Required action>
Without the pictures, can you quote each line below exactly?
==== Data listing
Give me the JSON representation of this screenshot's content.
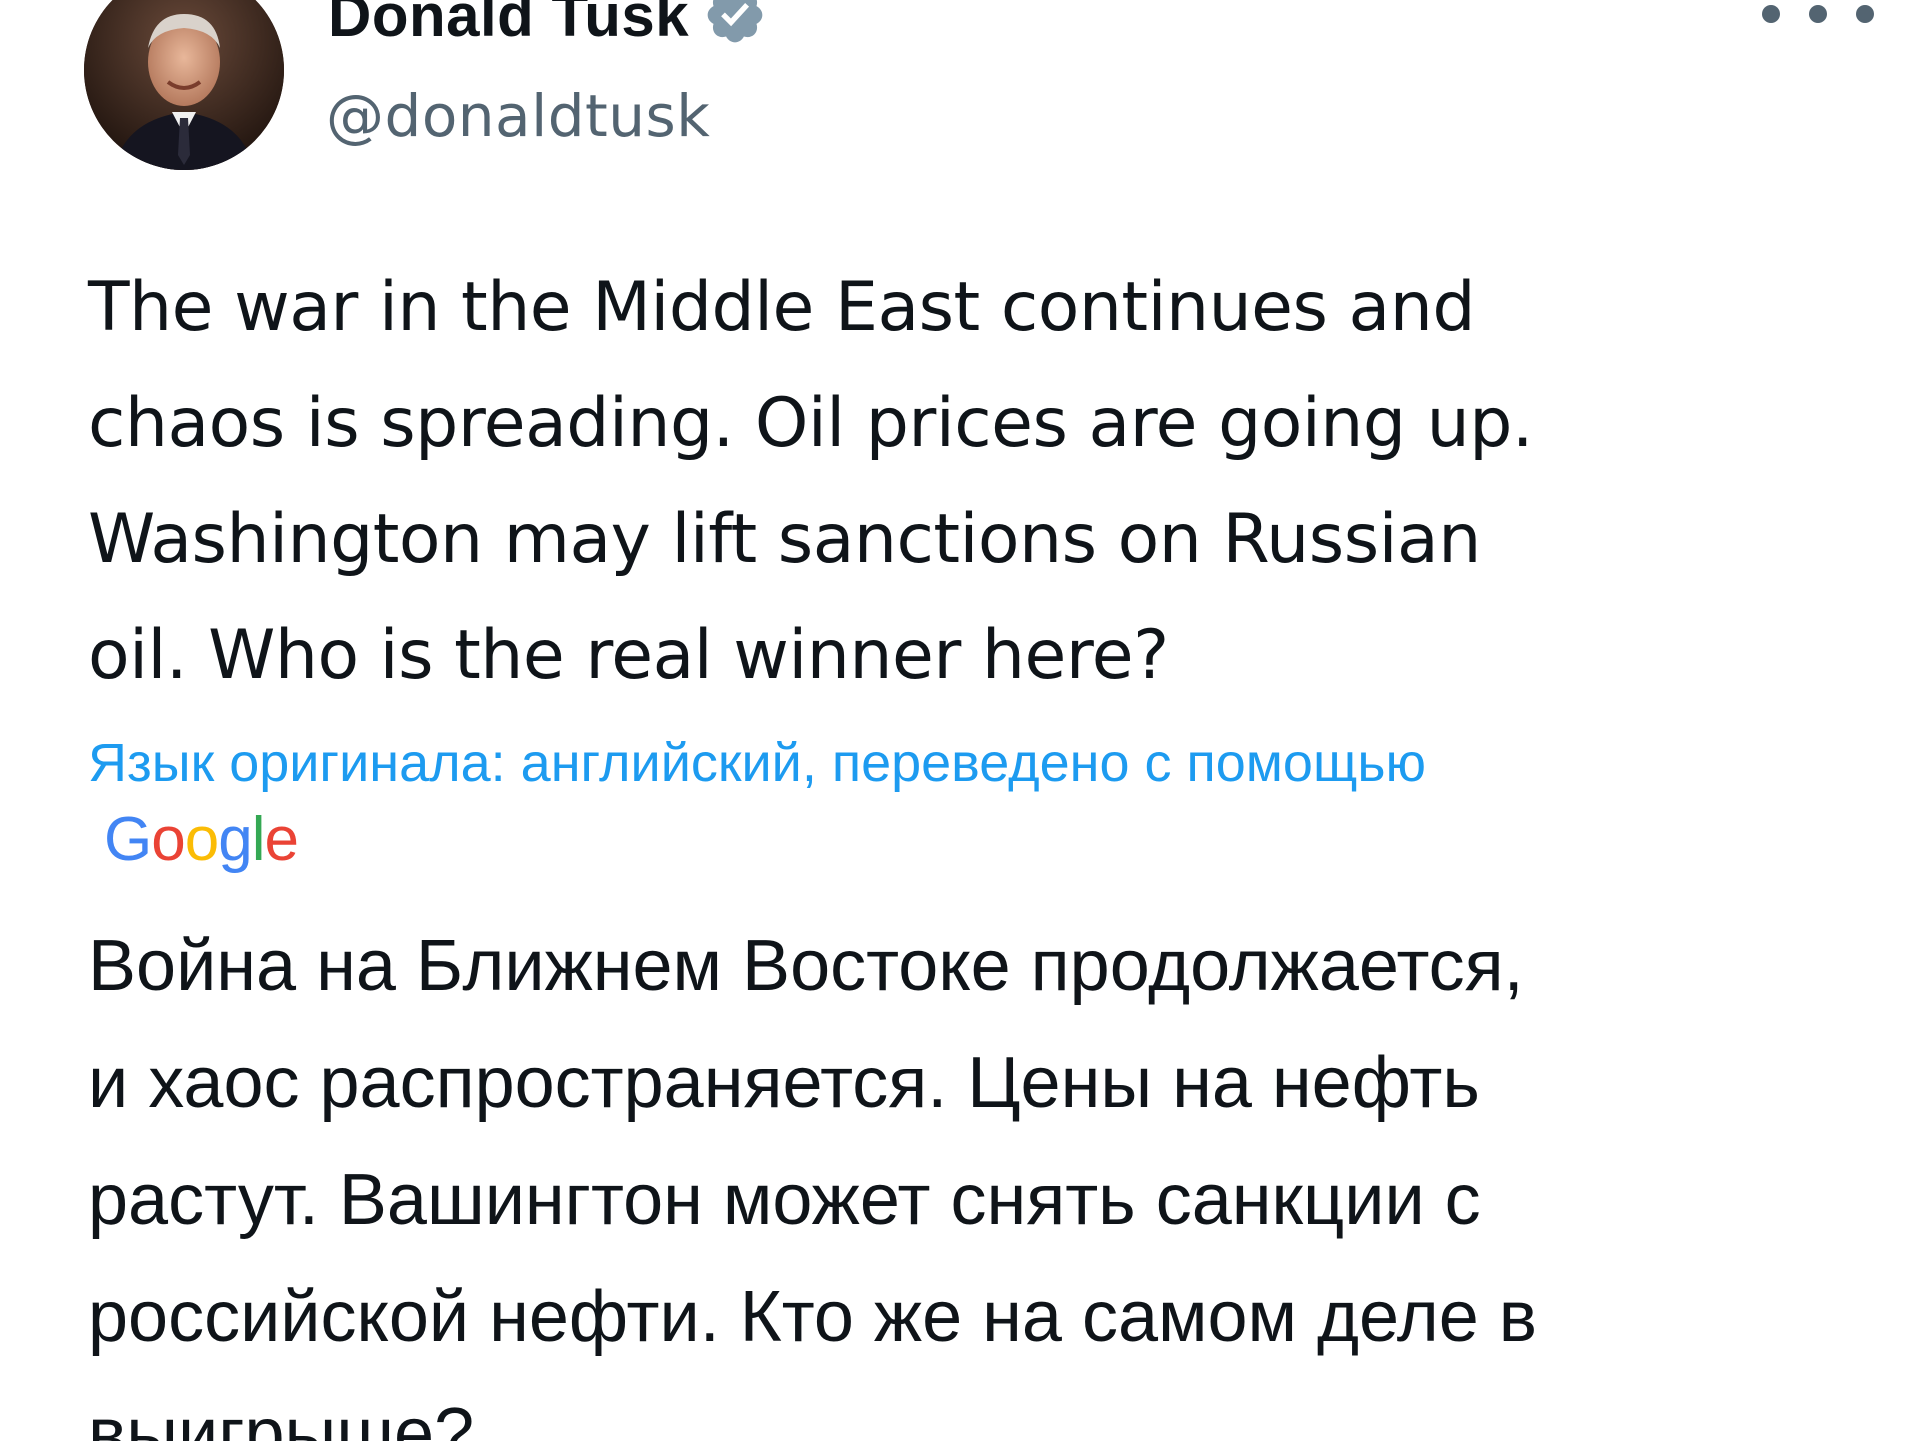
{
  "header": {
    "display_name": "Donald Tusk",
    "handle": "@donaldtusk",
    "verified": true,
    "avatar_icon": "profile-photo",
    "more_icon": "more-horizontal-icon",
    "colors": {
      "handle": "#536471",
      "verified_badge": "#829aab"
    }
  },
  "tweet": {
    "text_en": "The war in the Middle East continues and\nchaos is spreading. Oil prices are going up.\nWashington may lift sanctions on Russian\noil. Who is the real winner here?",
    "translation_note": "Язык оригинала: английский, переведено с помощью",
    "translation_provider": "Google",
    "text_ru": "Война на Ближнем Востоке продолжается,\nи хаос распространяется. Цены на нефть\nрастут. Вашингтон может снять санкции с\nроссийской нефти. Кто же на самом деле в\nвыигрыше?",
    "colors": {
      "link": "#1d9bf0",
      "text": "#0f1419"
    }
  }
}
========
Output for this exercise>
Give me the JSON representation of this screenshot's content.
{
  "header": {
    "display_name": "Donald Tusk",
    "handle": "@donaldtusk",
    "verified": true,
    "avatar_icon": "profile-photo",
    "more_icon": "more-horizontal-icon",
    "colors": {
      "handle": "#536471",
      "verified_badge": "#829aab"
    }
  },
  "tweet": {
    "text_en": "The war in the Middle East continues and\nchaos is spreading. Oil prices are going up.\nWashington may lift sanctions on Russian\noil. Who is the real winner here?",
    "translation_note": "Язык оригинала: английский, переведено с помощью",
    "translation_provider": "Google",
    "text_ru": "Война на Ближнем Востоке продолжается,\nи хаос распространяется. Цены на нефть\nрастут. Вашингтон может снять санкции с\nроссийской нефти. Кто же на самом деле в\nвыигрыше?",
    "colors": {
      "link": "#1d9bf0",
      "text": "#0f1419"
    }
  }
}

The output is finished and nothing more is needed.